The CVI Resolution Chart can be a quick reference guide to use when developing the IEP to accommodate and support a student's current visual functioning. Following the directions at the bottom of the page, we will draw an "X" through boxes that represent resolved visual behaviors, use a highlighter to outline boxes describing current visual functioning, and draw an "O" or circle in boxes that describe visual skills that may never resolve due to coexisting ocular conditions. The boxes highlighted correspond with the scores given on Rating II.

Lynne:
For Ian's CVI Resolution Chart, in the first row, color, we put an X in the first four boxes. Ian did not seem to be restricted to looking at specific colors, though we noted that he continues to be more drawn to red and yellow items. He can look at about anything. We highlighted the last column in that row, Range 9 to 10, because we did not see Ian needing specific colors or patterns in order to look.

In the second row, need for movement, we also put an X in the first four boxes. The last column in Range 9 to 10 was the one we highlighted, "Typical responses to moving targets."

Sara:
In the third row, visual latency, we put Xs in the first two boxes because we did not see latency very much, except when Ian was "tired, stressed or overstimulated," which was what we highlighted in the third column, Range 5 to 6.

In the fourth row, visual field preferences, we marked the first four columns with Xs and highlighted the last column, "visual fields unrestricted," in range 9 to 10.

Lynne:
In the fifth row, difficulties with visual complexity, things were not so clear cut. We marked the first two columns with Xs, since Ian was able to look when the environment wasn't all that controlled. We highlighted "Regards familiar faces when voice does not compete" in range 5 to 6. The other statement in range 5 to 6, "Student tolerates low levels of familiar background noise," seems to be resolved. In Range 7 to 8, we highlighted all of the statements.

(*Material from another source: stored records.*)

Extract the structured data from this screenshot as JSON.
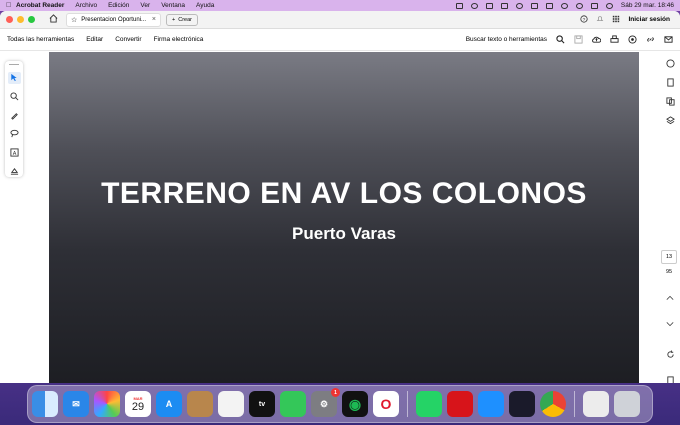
{
  "menubar": {
    "app": "Acrobat Reader",
    "items": [
      "Archivo",
      "Edición",
      "Ver",
      "Ventana",
      "Ayuda"
    ],
    "clock": "Sáb 29 mar.  18:46"
  },
  "titlebar": {
    "tab_title": "Presentacion Oportuni...",
    "new_tab_label": "Crear",
    "signin_label": "Iniciar sesión"
  },
  "toolbar": {
    "tools": [
      "Todas las herramientas",
      "Editar",
      "Convertir",
      "Firma electrónica"
    ],
    "search_label": "Buscar texto o herramientas"
  },
  "document": {
    "title": "TERRENO EN AV LOS COLONOS",
    "subtitle": "Puerto Varas"
  },
  "pager": {
    "current": "13",
    "total": "95"
  },
  "dock": {
    "calendar_month": "MAR",
    "calendar_day": "29",
    "tv_label": "tv",
    "settings_badge": "1"
  },
  "colors": {
    "accent": "#1473e6",
    "menubar_bg": "#d9b3ec",
    "slide_top": "#7a7b84",
    "slide_bottom": "#1d1e23"
  }
}
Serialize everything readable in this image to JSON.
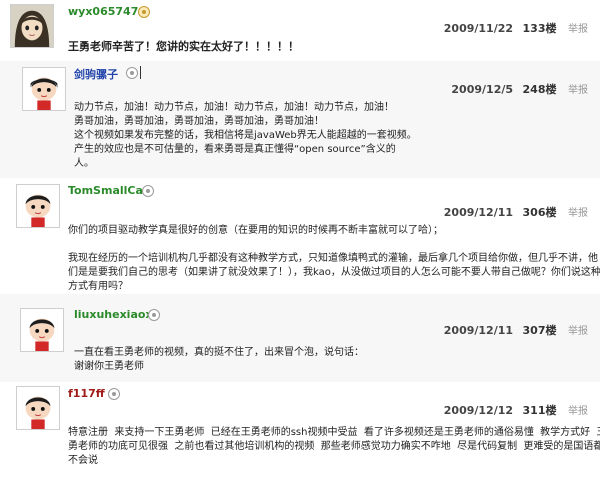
{
  "posts": [
    {
      "username": "wyx065747",
      "date": "2009/11/22",
      "floor": "133楼",
      "report": "举报",
      "lines": [
        "王勇老师辛苦了！您讲的实在太好了！！！！！"
      ]
    },
    {
      "username": "剑驹骡子",
      "date": "2009/12/5",
      "floor": "248楼",
      "report": "举报",
      "lines": [
        "动力节点，加油！动力节点，加油！动力节点，加油！动力节点，加油！",
        "勇哥加油，勇哥加油，勇哥加油，勇哥加油，勇哥加油！",
        "这个视频如果发布完整的话，我相信将是javaWeb界无人能超越的一套视频。",
        "产生的效应也是不可估量的，看来勇哥是真正懂得“open source”含义的",
        "人。"
      ]
    },
    {
      "username": "TomSmallCat",
      "date": "2009/12/11",
      "floor": "306楼",
      "report": "举报",
      "lines": [
        "你们的项目驱动教学真是很好的创意（在要用的知识的时候再不断丰富就可以了哈）；",
        "",
        "我现在经历的一个培训机构几乎都没有这种教学方式，只知道像填鸭式的灌输，最后拿几个项目给你做，但几乎不讲，他",
        "们是是要我们自己的思考（如果讲了就没效果了！），我kao，从没做过项目的人怎么可能不要人带自己做呢？你们说这种",
        "方式有用吗？"
      ]
    },
    {
      "username": "liuxuhexiaoxi",
      "date": "2009/12/11",
      "floor": "307楼",
      "report": "举报",
      "lines": [
        "一直在看王勇老师的视频，真的挺不住了，出来冒个泡，说句话：",
        "谢谢你王勇老师"
      ]
    },
    {
      "username": "f117ff",
      "date": "2009/12/12",
      "floor": "311楼",
      "report": "举报",
      "lines": [
        "特意注册  来支持一下王勇老师  已经在王勇老师的ssh视频中受益  看了许多视频还是王勇老师的通俗易懂  教学方式好  王",
        "勇老师的功底可见很强  之前也看过其他培训机构的视频  那些老师感觉功力确实不咋地  尽是代码复制  更难受的是国语都",
        "不会说"
      ]
    }
  ],
  "colors": {
    "username_green": "#2b8a2b",
    "username_blue": "#2244aa",
    "username_red": "#a01a1a",
    "report_gray": "#999999"
  },
  "icons": [
    "avatar-anime-girl",
    "avatar-cartoon-boy",
    "medal-badge-icon",
    "circle-badge-icon"
  ]
}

Sara:
In the sixth row, light-gazing and nonpurposeful gaze, we put X's in all of the boxes. If there was a statement in range 9 to10, we would have highlighted that, in that Ian behaves typically around light sources.

In the seventh row, difficulty with distance viewing, we saw this characteristic resolved at all levels up to range 7 to 8 and marked those with Xs. We highlighted the statements in range 9 to 10, the last column.

Lynne:
In the eighth row, atypical visual reflexes, we found Ian to be resolved through the first four columns, and highlighted the last column, "Visual reflexes always present; resolved." which was in Range 9 to10.

In the ninth row, difficulty with visual novelty, we found that Ian was able to look at most new items, but not all. We could not highlight the last column, "selection of objects not restricted," and even though we weren't sure he exactly needed warm up time, we highlighted that box, since he definitely did not require "known objects to initiate a looking sequence". This was highlighted more as a process of elimination.

Sara:
In the tenth row, absence of visually guided reach, we found the statement, "Look and touch occur together consistently," to be the best description of Ian, and that the descriptions in the first four columns were resolved. We highlighted the last column in range 9 to 10.

Ian did not have any items that were circled because he has no identified ocular condition.